_Problem description_:
Say, as a bare number, how many lines of the listing contain "smooth".

_Given records_:
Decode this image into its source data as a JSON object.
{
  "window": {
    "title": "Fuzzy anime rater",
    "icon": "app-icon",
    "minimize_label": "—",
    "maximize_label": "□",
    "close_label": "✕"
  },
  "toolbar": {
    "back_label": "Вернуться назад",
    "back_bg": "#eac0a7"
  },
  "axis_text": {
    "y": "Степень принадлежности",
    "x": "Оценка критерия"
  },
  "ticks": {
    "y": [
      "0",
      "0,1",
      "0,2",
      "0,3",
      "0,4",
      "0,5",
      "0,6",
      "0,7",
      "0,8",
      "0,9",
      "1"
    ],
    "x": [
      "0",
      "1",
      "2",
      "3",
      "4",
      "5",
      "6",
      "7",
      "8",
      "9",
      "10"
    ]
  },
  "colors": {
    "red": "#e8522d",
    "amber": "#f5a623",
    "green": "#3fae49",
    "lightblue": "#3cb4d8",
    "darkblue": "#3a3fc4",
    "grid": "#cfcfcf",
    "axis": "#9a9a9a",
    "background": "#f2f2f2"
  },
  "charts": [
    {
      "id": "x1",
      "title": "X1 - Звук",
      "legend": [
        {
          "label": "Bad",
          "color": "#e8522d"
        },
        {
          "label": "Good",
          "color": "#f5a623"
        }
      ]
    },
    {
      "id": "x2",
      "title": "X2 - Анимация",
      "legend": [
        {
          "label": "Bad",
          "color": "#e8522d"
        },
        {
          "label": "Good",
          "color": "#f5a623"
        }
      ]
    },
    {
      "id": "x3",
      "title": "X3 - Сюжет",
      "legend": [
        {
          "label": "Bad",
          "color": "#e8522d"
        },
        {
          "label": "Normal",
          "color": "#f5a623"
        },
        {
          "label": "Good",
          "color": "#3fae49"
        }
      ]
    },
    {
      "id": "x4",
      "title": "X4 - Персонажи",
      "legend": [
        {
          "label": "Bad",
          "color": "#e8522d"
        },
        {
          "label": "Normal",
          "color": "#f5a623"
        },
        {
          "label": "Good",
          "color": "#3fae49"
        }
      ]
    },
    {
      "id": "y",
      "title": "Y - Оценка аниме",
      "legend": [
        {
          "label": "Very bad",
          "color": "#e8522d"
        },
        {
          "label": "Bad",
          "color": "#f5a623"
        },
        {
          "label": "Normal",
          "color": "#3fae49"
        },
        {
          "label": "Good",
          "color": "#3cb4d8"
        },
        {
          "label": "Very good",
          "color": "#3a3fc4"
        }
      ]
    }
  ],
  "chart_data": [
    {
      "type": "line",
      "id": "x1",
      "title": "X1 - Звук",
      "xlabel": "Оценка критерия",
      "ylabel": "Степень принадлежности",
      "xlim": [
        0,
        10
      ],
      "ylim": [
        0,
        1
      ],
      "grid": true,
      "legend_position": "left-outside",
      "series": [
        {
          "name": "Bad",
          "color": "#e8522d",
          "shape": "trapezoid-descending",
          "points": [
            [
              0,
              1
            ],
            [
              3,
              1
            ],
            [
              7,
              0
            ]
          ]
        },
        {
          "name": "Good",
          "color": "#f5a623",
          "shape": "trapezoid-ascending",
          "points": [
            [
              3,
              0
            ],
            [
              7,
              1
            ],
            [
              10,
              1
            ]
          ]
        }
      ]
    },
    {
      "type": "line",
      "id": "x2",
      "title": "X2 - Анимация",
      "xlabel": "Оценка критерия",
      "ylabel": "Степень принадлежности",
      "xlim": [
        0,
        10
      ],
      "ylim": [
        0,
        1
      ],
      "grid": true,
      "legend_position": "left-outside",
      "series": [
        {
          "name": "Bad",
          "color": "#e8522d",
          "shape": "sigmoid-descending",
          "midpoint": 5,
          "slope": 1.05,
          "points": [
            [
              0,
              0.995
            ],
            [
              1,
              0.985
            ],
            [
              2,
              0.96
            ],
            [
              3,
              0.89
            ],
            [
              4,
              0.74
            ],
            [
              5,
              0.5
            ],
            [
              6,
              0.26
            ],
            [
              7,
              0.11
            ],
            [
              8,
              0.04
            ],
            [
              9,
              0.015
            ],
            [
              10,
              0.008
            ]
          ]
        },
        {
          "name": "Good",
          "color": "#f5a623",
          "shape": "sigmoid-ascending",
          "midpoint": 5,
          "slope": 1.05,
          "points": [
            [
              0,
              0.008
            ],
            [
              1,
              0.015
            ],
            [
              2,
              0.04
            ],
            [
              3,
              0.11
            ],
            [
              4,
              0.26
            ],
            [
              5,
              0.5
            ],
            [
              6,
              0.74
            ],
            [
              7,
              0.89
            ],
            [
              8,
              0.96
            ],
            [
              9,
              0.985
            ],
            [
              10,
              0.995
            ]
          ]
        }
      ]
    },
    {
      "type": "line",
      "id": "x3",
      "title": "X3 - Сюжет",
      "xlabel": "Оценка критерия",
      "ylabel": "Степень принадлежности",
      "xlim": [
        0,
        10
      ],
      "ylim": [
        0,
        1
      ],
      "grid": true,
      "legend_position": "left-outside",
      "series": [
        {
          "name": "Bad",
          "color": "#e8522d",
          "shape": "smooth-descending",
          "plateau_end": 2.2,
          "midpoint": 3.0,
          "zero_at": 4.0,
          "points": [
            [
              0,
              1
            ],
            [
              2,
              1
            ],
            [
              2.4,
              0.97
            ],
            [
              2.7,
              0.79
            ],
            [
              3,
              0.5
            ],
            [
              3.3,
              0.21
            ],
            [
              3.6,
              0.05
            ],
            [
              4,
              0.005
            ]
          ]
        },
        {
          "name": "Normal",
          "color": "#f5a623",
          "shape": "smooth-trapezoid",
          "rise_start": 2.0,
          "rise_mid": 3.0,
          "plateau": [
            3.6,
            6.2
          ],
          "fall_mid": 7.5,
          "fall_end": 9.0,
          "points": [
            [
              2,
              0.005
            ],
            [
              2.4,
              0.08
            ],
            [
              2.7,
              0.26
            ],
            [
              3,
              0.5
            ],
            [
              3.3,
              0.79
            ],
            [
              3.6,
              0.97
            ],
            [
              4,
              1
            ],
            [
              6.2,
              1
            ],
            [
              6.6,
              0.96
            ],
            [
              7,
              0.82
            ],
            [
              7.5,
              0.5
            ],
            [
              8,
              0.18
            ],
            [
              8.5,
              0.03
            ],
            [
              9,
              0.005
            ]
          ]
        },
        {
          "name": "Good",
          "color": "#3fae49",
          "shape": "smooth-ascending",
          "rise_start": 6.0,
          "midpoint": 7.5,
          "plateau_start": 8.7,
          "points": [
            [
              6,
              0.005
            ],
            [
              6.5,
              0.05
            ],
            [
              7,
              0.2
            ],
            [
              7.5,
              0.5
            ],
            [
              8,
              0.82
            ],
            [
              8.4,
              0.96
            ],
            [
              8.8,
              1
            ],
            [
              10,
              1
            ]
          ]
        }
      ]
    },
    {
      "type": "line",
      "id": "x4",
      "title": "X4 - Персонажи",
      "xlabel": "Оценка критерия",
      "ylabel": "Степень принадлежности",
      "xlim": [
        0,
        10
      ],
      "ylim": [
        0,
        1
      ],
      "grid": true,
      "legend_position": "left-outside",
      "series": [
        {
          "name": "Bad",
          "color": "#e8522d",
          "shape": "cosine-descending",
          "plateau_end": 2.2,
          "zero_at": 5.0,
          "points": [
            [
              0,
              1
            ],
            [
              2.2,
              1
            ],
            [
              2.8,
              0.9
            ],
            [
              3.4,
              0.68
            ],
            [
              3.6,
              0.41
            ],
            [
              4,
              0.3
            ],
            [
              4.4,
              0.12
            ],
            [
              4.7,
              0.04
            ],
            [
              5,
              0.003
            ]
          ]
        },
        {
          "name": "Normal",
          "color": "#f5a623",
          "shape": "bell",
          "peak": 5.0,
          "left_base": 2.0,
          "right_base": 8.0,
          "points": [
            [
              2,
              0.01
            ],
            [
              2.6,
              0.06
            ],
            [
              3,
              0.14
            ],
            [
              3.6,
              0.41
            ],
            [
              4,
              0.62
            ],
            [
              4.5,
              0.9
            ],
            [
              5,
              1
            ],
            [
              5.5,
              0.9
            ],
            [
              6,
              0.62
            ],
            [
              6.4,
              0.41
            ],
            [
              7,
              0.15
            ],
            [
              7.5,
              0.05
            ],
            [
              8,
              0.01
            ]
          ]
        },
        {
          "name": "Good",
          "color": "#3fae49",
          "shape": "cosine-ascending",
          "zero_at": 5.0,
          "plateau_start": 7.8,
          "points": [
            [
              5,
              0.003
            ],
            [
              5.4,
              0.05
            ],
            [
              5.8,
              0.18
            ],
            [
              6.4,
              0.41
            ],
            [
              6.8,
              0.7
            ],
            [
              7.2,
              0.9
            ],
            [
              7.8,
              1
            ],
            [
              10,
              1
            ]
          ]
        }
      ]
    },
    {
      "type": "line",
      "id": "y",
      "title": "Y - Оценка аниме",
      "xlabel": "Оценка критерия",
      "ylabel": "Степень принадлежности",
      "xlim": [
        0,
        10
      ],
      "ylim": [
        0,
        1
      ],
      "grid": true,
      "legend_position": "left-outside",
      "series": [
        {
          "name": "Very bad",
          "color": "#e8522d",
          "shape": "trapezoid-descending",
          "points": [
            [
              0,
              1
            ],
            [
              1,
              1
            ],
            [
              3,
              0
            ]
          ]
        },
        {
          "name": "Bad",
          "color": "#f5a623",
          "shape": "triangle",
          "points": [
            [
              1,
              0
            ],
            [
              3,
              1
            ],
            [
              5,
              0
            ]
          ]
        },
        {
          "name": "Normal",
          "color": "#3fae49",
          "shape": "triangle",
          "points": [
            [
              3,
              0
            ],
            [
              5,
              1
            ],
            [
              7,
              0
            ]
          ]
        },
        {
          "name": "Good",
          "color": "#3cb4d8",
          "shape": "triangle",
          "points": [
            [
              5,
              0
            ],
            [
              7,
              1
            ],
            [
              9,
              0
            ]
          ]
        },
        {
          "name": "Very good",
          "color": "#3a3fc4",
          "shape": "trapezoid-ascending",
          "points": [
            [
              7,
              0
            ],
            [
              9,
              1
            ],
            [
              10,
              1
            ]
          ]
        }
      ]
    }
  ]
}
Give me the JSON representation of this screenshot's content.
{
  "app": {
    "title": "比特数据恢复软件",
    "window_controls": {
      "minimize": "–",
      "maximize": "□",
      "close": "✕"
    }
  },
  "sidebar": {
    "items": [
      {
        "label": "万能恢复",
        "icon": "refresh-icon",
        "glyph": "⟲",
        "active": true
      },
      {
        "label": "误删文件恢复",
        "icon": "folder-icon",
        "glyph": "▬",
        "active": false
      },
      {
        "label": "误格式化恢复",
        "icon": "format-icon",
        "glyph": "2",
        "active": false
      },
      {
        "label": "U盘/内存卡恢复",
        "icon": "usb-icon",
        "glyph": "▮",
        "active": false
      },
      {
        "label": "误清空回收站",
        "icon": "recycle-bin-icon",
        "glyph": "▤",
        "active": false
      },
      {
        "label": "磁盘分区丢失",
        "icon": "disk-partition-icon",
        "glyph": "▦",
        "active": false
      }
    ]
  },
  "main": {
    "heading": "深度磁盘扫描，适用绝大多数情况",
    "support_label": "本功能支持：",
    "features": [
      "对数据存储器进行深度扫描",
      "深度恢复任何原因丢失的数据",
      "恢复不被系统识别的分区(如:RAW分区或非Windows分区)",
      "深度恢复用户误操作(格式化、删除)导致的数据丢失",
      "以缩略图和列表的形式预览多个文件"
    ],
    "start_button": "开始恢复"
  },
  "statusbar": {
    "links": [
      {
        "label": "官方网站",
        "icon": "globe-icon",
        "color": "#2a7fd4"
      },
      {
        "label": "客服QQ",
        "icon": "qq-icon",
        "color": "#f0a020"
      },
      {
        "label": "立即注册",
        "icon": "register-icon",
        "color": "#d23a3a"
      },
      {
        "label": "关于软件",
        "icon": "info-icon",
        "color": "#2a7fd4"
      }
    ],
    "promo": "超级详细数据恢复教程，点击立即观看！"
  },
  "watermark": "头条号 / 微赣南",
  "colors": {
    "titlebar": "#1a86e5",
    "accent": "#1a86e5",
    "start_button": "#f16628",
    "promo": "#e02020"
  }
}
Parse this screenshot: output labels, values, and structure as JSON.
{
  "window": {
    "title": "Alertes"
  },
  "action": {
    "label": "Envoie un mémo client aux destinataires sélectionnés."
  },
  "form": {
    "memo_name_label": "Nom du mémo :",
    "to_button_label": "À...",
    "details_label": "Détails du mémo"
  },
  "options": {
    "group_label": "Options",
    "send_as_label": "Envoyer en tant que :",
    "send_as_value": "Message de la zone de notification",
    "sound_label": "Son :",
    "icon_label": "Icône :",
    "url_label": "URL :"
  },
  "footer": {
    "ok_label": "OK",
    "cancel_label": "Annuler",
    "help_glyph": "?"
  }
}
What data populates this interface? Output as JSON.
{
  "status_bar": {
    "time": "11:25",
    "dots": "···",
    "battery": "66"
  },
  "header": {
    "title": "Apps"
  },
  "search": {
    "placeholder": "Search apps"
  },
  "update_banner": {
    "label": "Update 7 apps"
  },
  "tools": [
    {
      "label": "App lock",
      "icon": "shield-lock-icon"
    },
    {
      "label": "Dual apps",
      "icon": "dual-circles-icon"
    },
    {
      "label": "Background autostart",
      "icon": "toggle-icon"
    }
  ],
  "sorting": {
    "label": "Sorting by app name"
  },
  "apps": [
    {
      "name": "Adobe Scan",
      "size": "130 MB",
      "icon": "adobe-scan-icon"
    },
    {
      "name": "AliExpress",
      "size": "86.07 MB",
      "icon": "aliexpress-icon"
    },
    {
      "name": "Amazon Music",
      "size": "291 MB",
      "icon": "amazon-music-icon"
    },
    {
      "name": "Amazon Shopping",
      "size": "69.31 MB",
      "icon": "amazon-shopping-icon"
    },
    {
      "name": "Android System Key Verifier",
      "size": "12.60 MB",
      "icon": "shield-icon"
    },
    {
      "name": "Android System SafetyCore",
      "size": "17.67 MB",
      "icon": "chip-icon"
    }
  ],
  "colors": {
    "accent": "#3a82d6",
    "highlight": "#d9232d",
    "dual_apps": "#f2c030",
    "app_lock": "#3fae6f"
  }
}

_Answer section_:
3